Rob Hull, the Mail Online, reports:
Law-breaking cyclists should face tougher penalties but should also get better protection from aggressive drivers, a recent poll suggests.
The survey found that 86 per cent backed the introduction of greater punishment for cyclists who jump red lights and fail to obey other rules set out in the Highway Code.
But 80 per cent of those polled also called for penalties to be increased for drivers behaving aggressively towards cyclists and 68 per cent wanted a crackdown on passing bike riders too closely.
The survey also proposed new measures to govern the safety of cyclists and other road users, including a compulsory bicycle MOT test - backed by a third - and registration plates for all bikes - backed by just over half at 59 per cent.
The study was part of Halfords' Sharing the Road Report, which was powered by a YouGov survey of 2,042 Britons.
Of those questioned, four in five (81 per cent) said they wanted to see tougher action taken against those who cycle aggressively, as well as penalties for anyone on two wheels who fails to abide by the same laws as motorists.

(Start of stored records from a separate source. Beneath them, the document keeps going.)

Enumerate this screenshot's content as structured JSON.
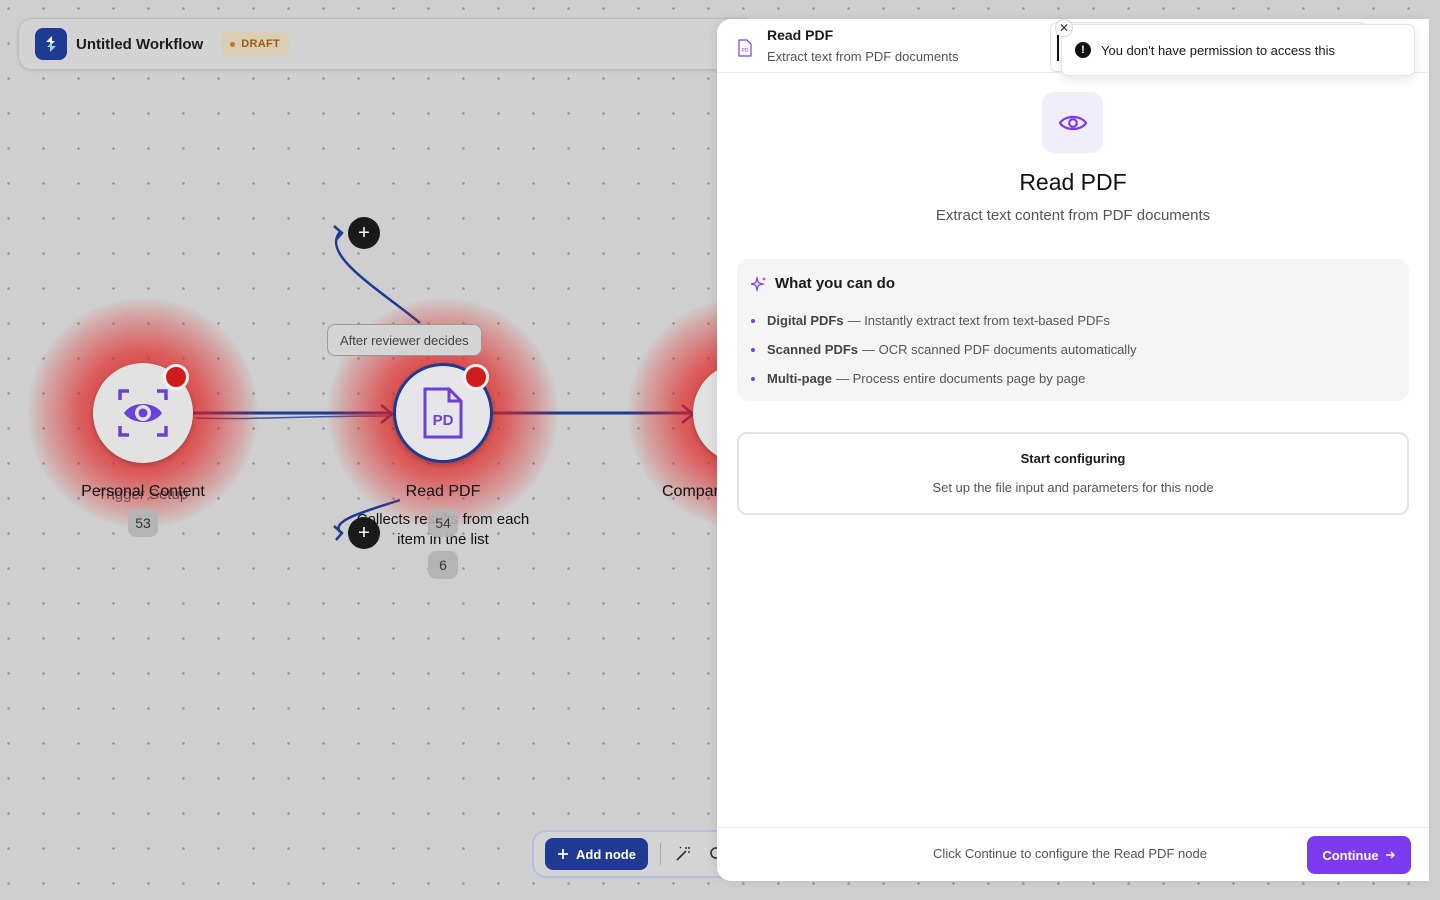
{
  "workflow": {
    "title": "Untitled Workflow",
    "status_badge": "DRAFT"
  },
  "canvas": {
    "edge_label": "After reviewer decides",
    "nodes": [
      {
        "label": "Personal Content",
        "sub": "Trigger Setup",
        "count": "53",
        "icon": "eye-scan-icon"
      },
      {
        "label": "Read PDF",
        "sub": "Collects results from each item in the list",
        "count": "54",
        "count2": "6",
        "icon": "pdf-file-icon"
      },
      {
        "label": "Compare",
        "icon": "node-icon"
      }
    ],
    "plus_icon": "+"
  },
  "toolbar": {
    "add_node_label": "Add node"
  },
  "panel": {
    "header_title": "Read PDF",
    "header_sub": "Extract text from PDF documents",
    "hero_title": "Read PDF",
    "hero_sub": "Extract text content from PDF documents",
    "capabilities_title": "What you can do",
    "capabilities": [
      {
        "strong": "Digital PDFs",
        "rest": "— Instantly extract text from text-based PDFs"
      },
      {
        "strong": "Scanned PDFs",
        "rest": "— OCR scanned PDF documents automatically"
      },
      {
        "strong": "Multi-page",
        "rest": "— Process entire documents page by page"
      }
    ],
    "start_title": "Start configuring",
    "start_sub": "Set up the file input and parameters for this node",
    "footer_hint": "Click Continue to configure the Read PDF node",
    "continue_label": "Continue"
  },
  "toast": {
    "message": "You don't have permission to access this",
    "icon": "!",
    "close": "✕"
  },
  "colors": {
    "accent": "#7c3aed",
    "primary": "#1f3a93",
    "error_glow": "#e11e1e",
    "draft": "#9b5d12"
  }
}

Half also backed the idea for all cyclists to have to pass a cycling proficiency test before being allowed on the road, while a quarter said they wanted to see on-the-spot Highway Code tests administered to riders seen to be bending the law.
Almost three in five (59 per cent) also wanted the introduction of number plates for all bicycles to help the police track two-wheeled repeat offenders.
There have been calls for stricter rules for bikes following the recent Charlie Alliston case.
The 20-year-old was cleared of manslaughter but convicted of a lesser offence of causing bodily harm by wanton and furious driving following the death of 44-year-old mother-of-two Kim Briggs in a collision. Alliston was riding a track bike with no front brakes, which is illegal on the road.
More than a third (35 per cent) of the panel surveyed said similar instances could be prevented if all bicycles were required to have regular servicing, similar to the MOT test motor vehicles have to undertake.
As many as 65 per cent of those polled said they wanted riders to wear reflective clothing at all times to ensure they're seen by drivers and pedestrians while 45 per cent wanted dedicated cycles lanes on all UK roads to guarantee the safety of the vulnerable road users.
In keeping with the study's road sharing focus, there were also suggestions to improve the behaviour of motorists.
Four in five said they wanted penalties to be increased for those found to be driving aggressively towards cyclists and 68 per cent wanted tougher punishment for those who pass bike riders too closely.
Another 18 per cent also believe that a bicycle-riding section should be added to the driving test.
Commenting on the findings, Karen Bellairs, chief customer officer at Halfords said: 'Our state-of-the-nation report on sharing the road suggests that there are tensions on both sides, amidst rising levels of traffic, and as driver and cyclist numbers rise.
'Reassuringly, however, when we delve into the statistics, it’s not so much an ‘us and them’ attitude that we find, but rather a ‘let’s work together’ mindset, with widespread support from motorists towards cyclists – and vice versa.
'There is a genuine willingness to share the road, something that Halfords, which champions motoring as well as cycling, is very keen to foster.'
If the roads are to be successfully shared by both drivers and cyclists, it seems logical that both pass a test to be able to travel safely side by side. This would remove the risk of unpredictability from cyclists and drivers and make for safer roads.